WORK TO BE COMPLETED
Your answer should consist of each line from the data below that contains "characters".

App and web page records

********

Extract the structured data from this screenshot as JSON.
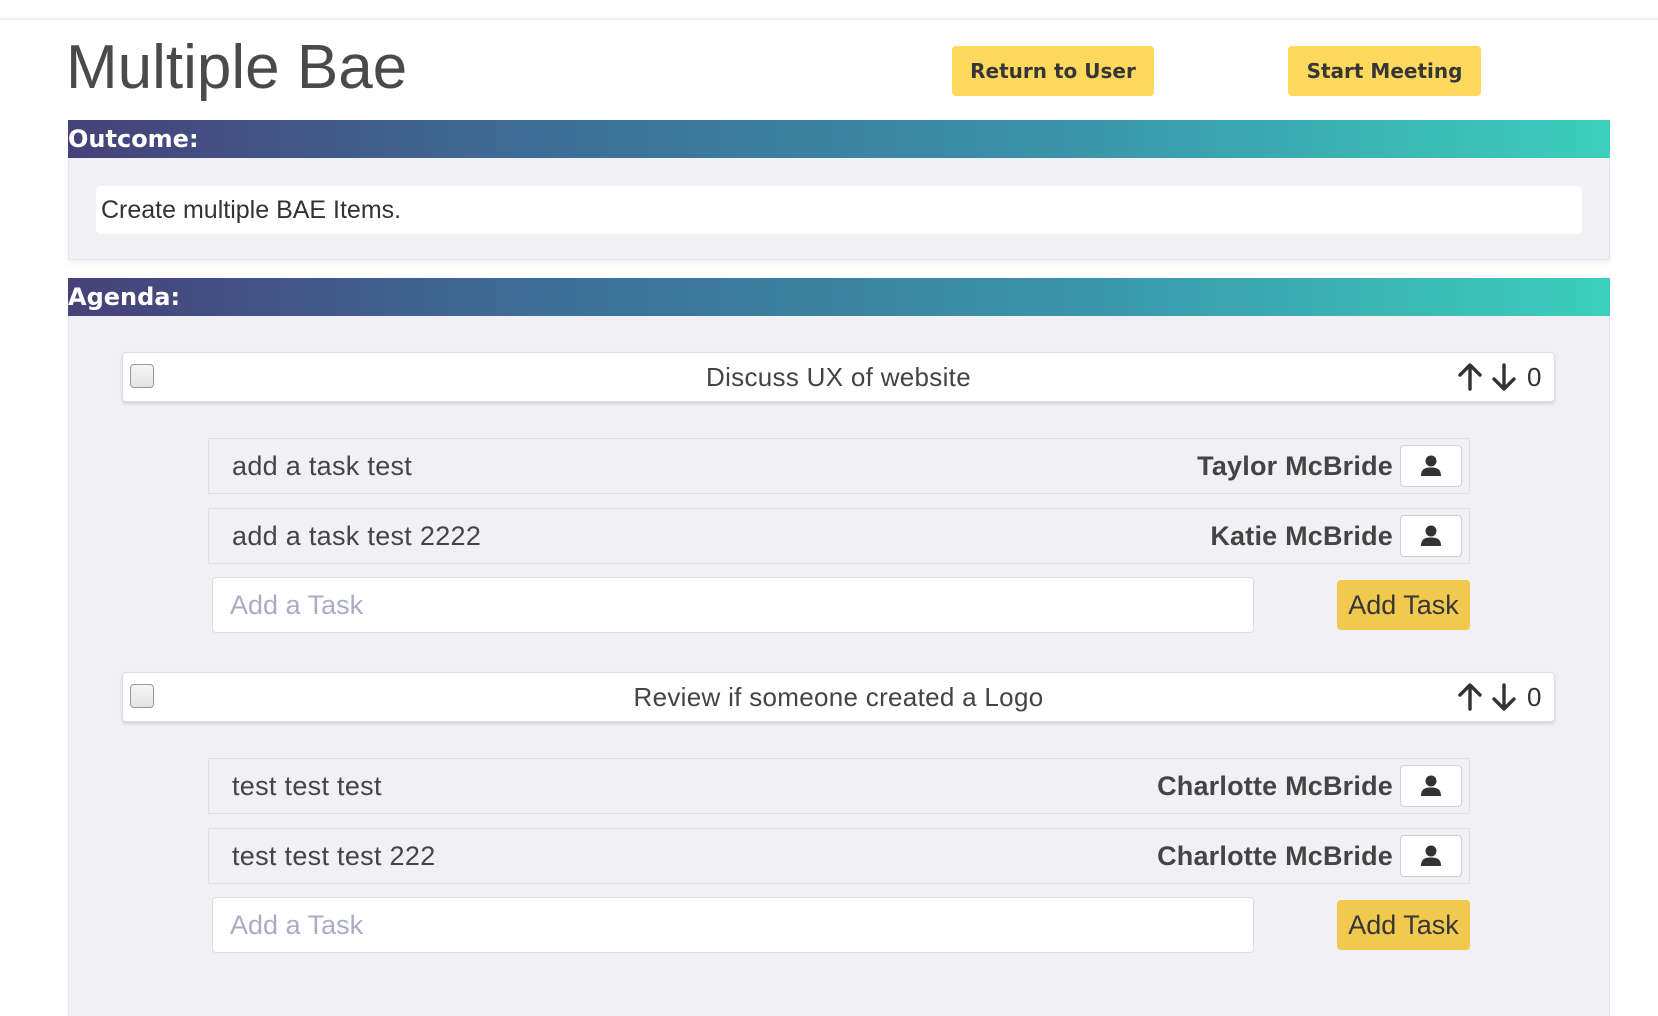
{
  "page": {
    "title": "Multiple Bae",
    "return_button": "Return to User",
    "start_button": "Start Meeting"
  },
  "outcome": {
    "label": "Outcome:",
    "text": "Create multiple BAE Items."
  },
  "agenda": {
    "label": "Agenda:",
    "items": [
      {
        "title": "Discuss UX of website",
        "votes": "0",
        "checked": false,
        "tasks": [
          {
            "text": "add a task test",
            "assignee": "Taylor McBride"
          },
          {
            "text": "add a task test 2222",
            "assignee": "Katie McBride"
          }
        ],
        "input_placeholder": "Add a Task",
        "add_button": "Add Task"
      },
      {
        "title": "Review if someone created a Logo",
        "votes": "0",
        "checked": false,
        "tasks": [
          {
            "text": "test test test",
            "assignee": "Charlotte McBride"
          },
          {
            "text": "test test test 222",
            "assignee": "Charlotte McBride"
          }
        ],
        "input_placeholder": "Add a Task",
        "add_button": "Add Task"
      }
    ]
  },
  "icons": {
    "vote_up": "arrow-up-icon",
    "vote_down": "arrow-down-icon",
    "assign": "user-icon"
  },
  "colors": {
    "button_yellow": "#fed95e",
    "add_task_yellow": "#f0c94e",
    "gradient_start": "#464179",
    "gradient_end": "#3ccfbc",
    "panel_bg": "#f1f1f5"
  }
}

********

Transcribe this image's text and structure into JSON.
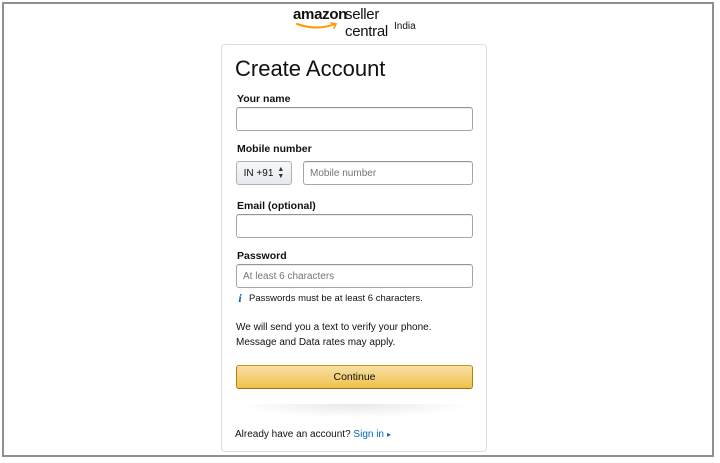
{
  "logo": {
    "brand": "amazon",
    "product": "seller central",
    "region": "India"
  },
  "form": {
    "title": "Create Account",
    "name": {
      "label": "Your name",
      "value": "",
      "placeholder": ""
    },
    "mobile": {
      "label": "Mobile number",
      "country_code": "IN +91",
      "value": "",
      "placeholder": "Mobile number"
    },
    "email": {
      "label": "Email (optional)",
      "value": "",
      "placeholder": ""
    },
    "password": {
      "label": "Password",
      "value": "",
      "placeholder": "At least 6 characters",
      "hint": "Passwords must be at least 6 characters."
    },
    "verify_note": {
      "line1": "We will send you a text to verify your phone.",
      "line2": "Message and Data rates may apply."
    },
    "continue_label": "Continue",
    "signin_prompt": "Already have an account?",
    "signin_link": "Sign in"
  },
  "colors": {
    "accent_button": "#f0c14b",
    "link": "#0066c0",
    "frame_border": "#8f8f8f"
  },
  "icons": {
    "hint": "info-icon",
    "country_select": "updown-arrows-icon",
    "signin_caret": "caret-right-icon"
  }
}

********

ANSWER FOR THE TASK
      "placeholder": "At least 6 characters",
      "hint": "Passwords must be at least 6 characters."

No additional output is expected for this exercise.